Every respectable visit to Tuscany should include a day trip to some of the region’s quaint medieval villages. Take Montalcino, for example, a hill town in the Val d’Orcia completely encircled by fortified walls and a few kilometres from Pienza and the Crete Senesi and not far from Monte Amiata. Renowned for its world-famous Brunello di Montalcino, it’s also a fairy-tale place to spend a day immersed in Tuscany’s history and countryside. Climbing to the top of the hill, you’re greeted with stunning views of the surrounding valleys, characterized by vineyards, olive trees, fields and other little villages.
Montalcino has remained practically unchanged over the centuries, with its 13th-century defense walls and historic centre dominated by the 14th-century fortress. But there are many other places to visit, so we’ve put together a list of the top must-see sites in the town.
The Montalcino Fortress stands at the highest point in the town and has remained almost the same since the Middle Ages. It’s free to enter the fortress grounds, but costs 3.50 euro to climb up to the ramparts. It often becomes a special setting for festivals, concerts and events, like the Jazz & Wine Festival in July, combining international jazz music with fine wine. Climb to the top of the tower and see the fabulous views over the town and surrounding valleys. Today, the tower is home to one of the town’s many enoteca (wine bars).
The Neoclassical cathedral dedicated to San Salvatore was built in the 14th century on the site of an older parish church, believed to have been built around the year 1000. Some traces are still preserved in the baptistery. The bell tower dates to the 18th century. Inside the cathedral, you can find many important paintings.
This is Montalcino's main square, located downhill from the fortress. The square is fairly small and hosts a few cafes, bar and restaurants. The main building in the piazza is the town hall, which was originally the Palazzo dei Priori, and its clock tower. Close to the town hall is La Loggia, a building built in the 14th and 15th centuries that consists of six rounded arches.
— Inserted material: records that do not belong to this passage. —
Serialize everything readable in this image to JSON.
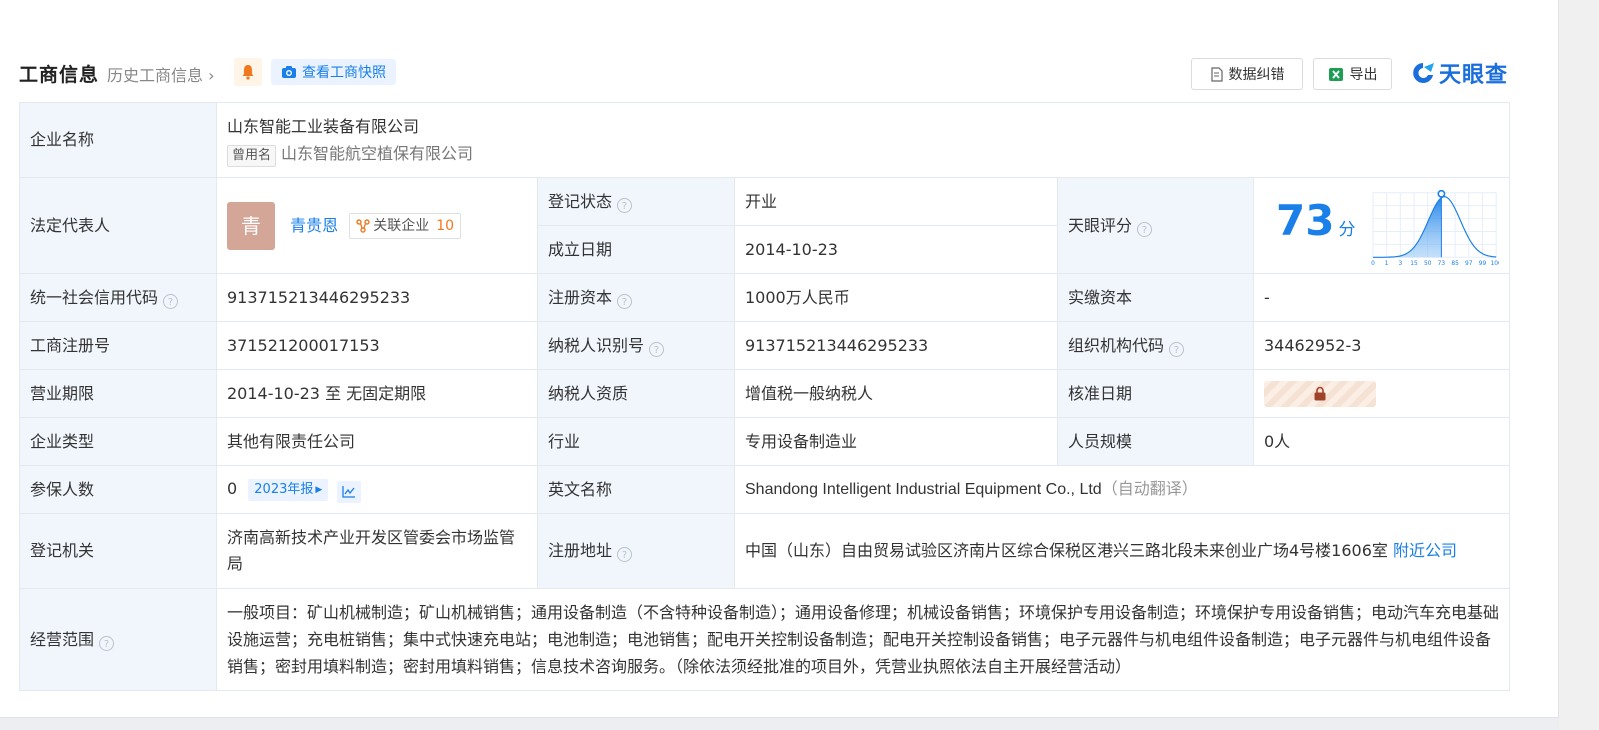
{
  "header": {
    "title": "工商信息",
    "history_link": "历史工商信息",
    "snapshot_button": "查看工商快照",
    "correction_button": "数据纠错",
    "export_button": "导出",
    "logo_text": "天眼查"
  },
  "company": {
    "name_label": "企业名称",
    "name": "山东智能工业装备有限公司",
    "former_name_tag": "曾用名",
    "former_name": "山东智能航空植保有限公司",
    "legal_rep_label": "法定代表人",
    "legal_rep_avatar": "青",
    "legal_rep_name": "青贵恩",
    "related_label": "关联企业",
    "related_count": "10",
    "reg_status_label": "登记状态",
    "reg_status": "开业",
    "founded_label": "成立日期",
    "founded": "2014-10-23",
    "score_label": "天眼评分",
    "score": "73",
    "score_unit": "分",
    "credit_code_label": "统一社会信用代码",
    "credit_code": "913715213446295233",
    "reg_capital_label": "注册资本",
    "reg_capital": "1000万人民币",
    "paid_capital_label": "实缴资本",
    "paid_capital": "-",
    "biz_reg_no_label": "工商注册号",
    "biz_reg_no": "371521200017153",
    "taxpayer_id_label": "纳税人识别号",
    "taxpayer_id": "913715213446295233",
    "org_code_label": "组织机构代码",
    "org_code": "34462952-3",
    "term_label": "营业期限",
    "term": "2014-10-23 至 无固定期限",
    "taxpayer_qual_label": "纳税人资质",
    "taxpayer_qual": "增值税一般纳税人",
    "approval_date_label": "核准日期",
    "type_label": "企业类型",
    "type": "其他有限责任公司",
    "industry_label": "行业",
    "industry": "专用设备制造业",
    "staff_label": "人员规模",
    "staff": "0人",
    "insured_label": "参保人数",
    "insured": "0",
    "report_tag": "2023年报",
    "english_name_label": "英文名称",
    "english_name": "Shandong Intelligent Industrial Equipment Co., Ltd",
    "english_note": "（自动翻译）",
    "authority_label": "登记机关",
    "authority": "济南高新技术产业开发区管委会市场监管局",
    "address_label": "注册地址",
    "address": "中国（山东）自由贸易试验区济南片区综合保税区港兴三路北段未来创业广场4号楼1606室",
    "nearby_link": "附近公司",
    "scope_label": "经营范围",
    "scope": "一般项目：矿山机械制造；矿山机械销售；通用设备制造（不含特种设备制造）；通用设备修理；机械设备销售；环境保护专用设备制造；环境保护专用设备销售；电动汽车充电基础设施运营；充电桩销售；集中式快速充电站；电池制造；电池销售；配电开关控制设备制造；配电开关控制设备销售；电子元器件与机电组件设备制造；电子元器件与机电组件设备销售；密封用填料制造；密封用填料销售；信息技术咨询服务。（除依法须经批准的项目外，凭营业执照依法自主开展经营活动）"
  },
  "score_chart": {
    "type": "area",
    "x_ticks": [
      "0",
      "1",
      "3",
      "15",
      "50",
      "73",
      "85",
      "97",
      "99",
      "100"
    ],
    "marker_value": "73"
  },
  "colors": {
    "accent": "#1a7fe8",
    "status_green": "#1ea26a",
    "label_bg": "#f1f6fd",
    "border": "#e4e8ef",
    "avatar": "#d4a698"
  }
}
The museum is situated in the ex-convent, next to the Church of Sant’Agostino and is home to a small collection of important works by Sienese masters from the 14th and 15th centuries.
The museum was founded out of the need to not forget the great richness and variety of the history and tradition from which the great wine of Montalcino comes.
Nine kilometres from Montalcino sits the stunning Abbey of Sant’Antimo, a former Benedictine monastery. The name of the abbey may refer to Saint Anthimus of Rome, whose relics were supposedly moved here during the late 8th century. There is a legend connected to the abbey founded by Charlemagne in 781, when the king and his army stopped here on their way back from Rome because the soldiers were afflicted by an unknown pestilence. The legend says that an angel appeared to Charlemagne, telling him to make his men drink a local herb infusion, saving the army, and the King decided to build the church in gratitude.